The Grant filled his lungs and let out the air as a long, long sigh.


“If my Grandmother had known that Queen Kiffan had bestowed protection upon us from the worst elements of the Vikings’ wrath, I am certain – completely and utterly certain - that she would have gone on her mission, anyway. She would have found the Queen of the West – the holder of that title in her day - and she would have carried out her plan to give her life.”


The Grant shook his head, slowly and mournfully, rubbing his scalp in irritation and pressing his lips into a thin line. He looked back to the other two closest riders and gritted his teeth.


“I have struggled with this whole miserable business but I have shield my son from and part of it,” He said, jabbing his thumb over his shoulder towards the younger of the two riders behind them.


Queen Annis and her two consorts shared a glance of dawning comprehension at this unexpected insight.


“Your revelations, Your Majesty, “, said the Grant, bowing to Annis, “Came as a shock to me, but have been a massive and devastating blow to my son, who had not even the slightest inkling of these matters.”


Annis bit back her urge to apologise, regarding it as being inappropriate.


The Grant turned to his two senior Clansmen - his son and his close advisor - and gestured to them with a flick of the wrist, a twirl of his hand, then a flat, forward motion with his palm. A few moments later, an approximation of the signal was passed on to the assembled troops, a little way beyond. Before long, a series of short notes were blown, several times over, by a piper. In response, the whole cordon of troops turned, about face, and moved off about twenty paces before coming to a staggered stop.


His senior clansmen had remained where they were and the armed close escort, a few paces behind them, had not moved, either. The Grant gestured to them, sternly, and they moved off with obvious reluctance.


“Your Majesty,” began the Grant, “The blood that ran through Kiffan the Defiant runs through you. The blood that ran through your forebear, a hundred years ago, runs through you. The blood of all my people before me runs through me.”


With this, he withdrew his sword and kissed it at its cross-piece.

 

“I must stand and give account for our wrong as my grandmother would have done had she known what I know, now.”, he said, “We have lived, if unknowingly, under your protection.
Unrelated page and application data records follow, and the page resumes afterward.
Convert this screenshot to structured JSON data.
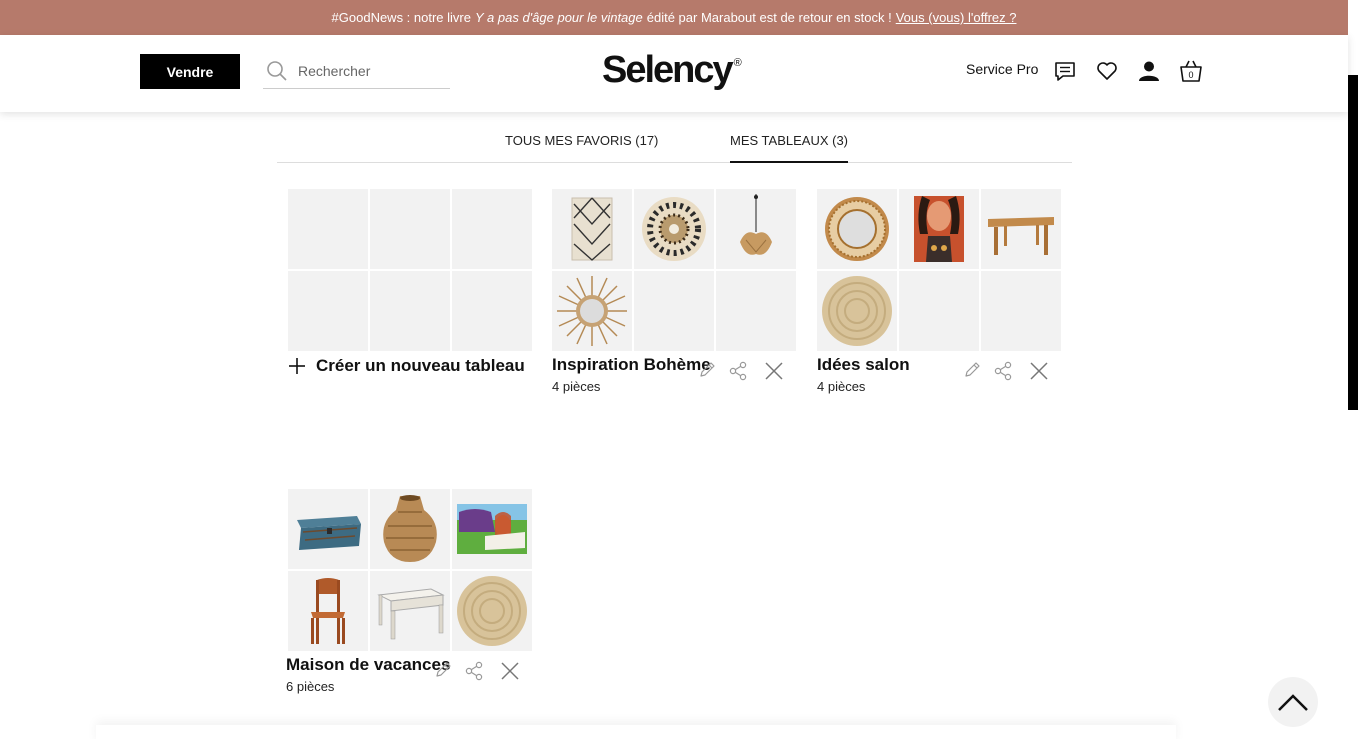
{
  "banner": {
    "prefix": "#GoodNews : notre livre",
    "book_title": "Y a pas d'âge pour le vintage",
    "suffix": "édité par Marabout est de retour en stock !",
    "link": "Vous (vous) l'offrez ?"
  },
  "header": {
    "sell_label": "Vendre",
    "search_placeholder": "Rechercher",
    "logo": "Selency",
    "logo_mark": "®",
    "service_pro": "Service Pro",
    "cart_count": "0"
  },
  "tabs": [
    {
      "label": "TOUS MES FAVORIS (17)",
      "active": false
    },
    {
      "label": "MES TABLEAUX (3)",
      "active": true
    }
  ],
  "create_label": "Créer un nouveau tableau",
  "boards": [
    {
      "title": "Inspiration Bohème",
      "count": "4 pièces",
      "items": [
        "berber-rug",
        "juju-hat",
        "rattan-pendant-lamp",
        "sunburst-mirror",
        "",
        ""
      ]
    },
    {
      "title": "Idées salon",
      "count": "4 pièces",
      "items": [
        "rattan-round-mirror",
        "cat-portrait-painting",
        "wooden-bench",
        "jute-round-rug",
        "",
        ""
      ]
    },
    {
      "title": "Maison de vacances",
      "count": "6 pièces",
      "items": [
        "blue-wooden-chest",
        "wicker-vase",
        "woman-car-painting",
        "bistro-chair",
        "white-wooden-desk",
        "jute-round-rug"
      ]
    }
  ],
  "colors": {
    "banner": "#b67a6b",
    "sell_button": "#000000",
    "placeholder_cell": "#f2f2f2"
  }
}
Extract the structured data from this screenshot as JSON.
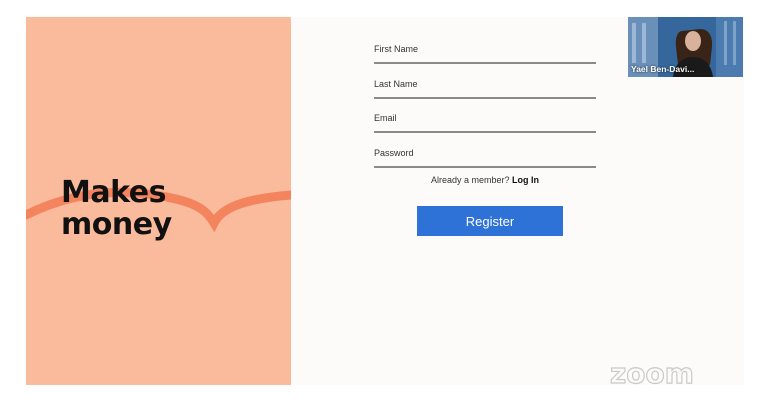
{
  "slide": {
    "headline_line1": "Makes",
    "headline_line2": "money",
    "panel_color": "#f9bb9c",
    "swoosh_color": "#f3845e"
  },
  "form": {
    "fields": [
      {
        "label": "First Name",
        "value": ""
      },
      {
        "label": "Last Name",
        "value": ""
      },
      {
        "label": "Email",
        "value": ""
      },
      {
        "label": "Password",
        "value": ""
      }
    ],
    "member_prompt": "Already a member?",
    "login_label": "Log In",
    "register_label": "Register",
    "button_color": "#2e72d8"
  },
  "video": {
    "participant_name": "Yael Ben-Davi..."
  },
  "branding": {
    "watermark": "zoom"
  }
}
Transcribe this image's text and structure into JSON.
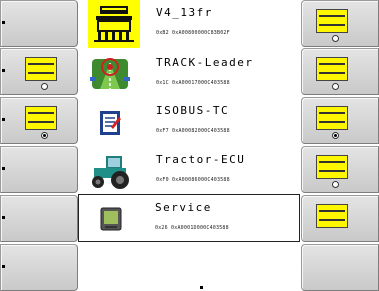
{
  "devices": [
    {
      "name": "V4_13fr",
      "id": "0xB2 0xA00800000C83B02F",
      "icon": "seeder-implement-icon"
    },
    {
      "name": "TRACK-Leader",
      "id": "0x1C 0xA00017000C403588",
      "icon": "track-leader-app-icon"
    },
    {
      "name": "ISOBUS-TC",
      "id": "0xF7 0xA00082000C403588",
      "icon": "isobus-tc-app-icon"
    },
    {
      "name": "Tractor-ECU",
      "id": "0xF0 0xA00086000C403588",
      "icon": "tractor-icon"
    },
    {
      "name": "Service",
      "id": "0x26 0xA0001D000C403588",
      "icon": "terminal-service-icon"
    }
  ],
  "colors": {
    "highlight": "#ffff00",
    "softkey": "#d6d6d6"
  }
}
This being so, we must pay back for that historic betrayal - over which we have had no control for the six hundred years that have gone by - but which smudges our honour more greatly, today, than ever in the past.”


In the same gesture of supplication that Balgair had used to him, the Grant bowed his head and offered the sword to Annis, then fell to his knees, his body upright and neck exposed.


“My Queen.” the Grant said, with sombre tone.


Annis stiffened, visibly, for she knew the huge implication of this address. She knew, without a doubt that if he declared her his Queen and, as a result, the formal boundary of her sovereignty were to become extended more than these nominal five paces beyond the River Spey to the East, there would be immediate conflict with the Clans that bordered them. She knew, with dread and horror, that even this would not be the end of it. She knew that this would draw the King’s army to intervene, for such a challenge as this could not go unanswered. She knew, still worse, that it would not be the Blues-and-Greys of Scotland that King James, in London, would march to bring them a war, but the Red Coats of the English army.




That’s as much as I have written free of charge.


I’m afraid you’ll have to stop, here.


If you like what you have read and wish to read the whole story, then I would be hugely grateful if you would consider buying my novel when it is published at the end of 2018.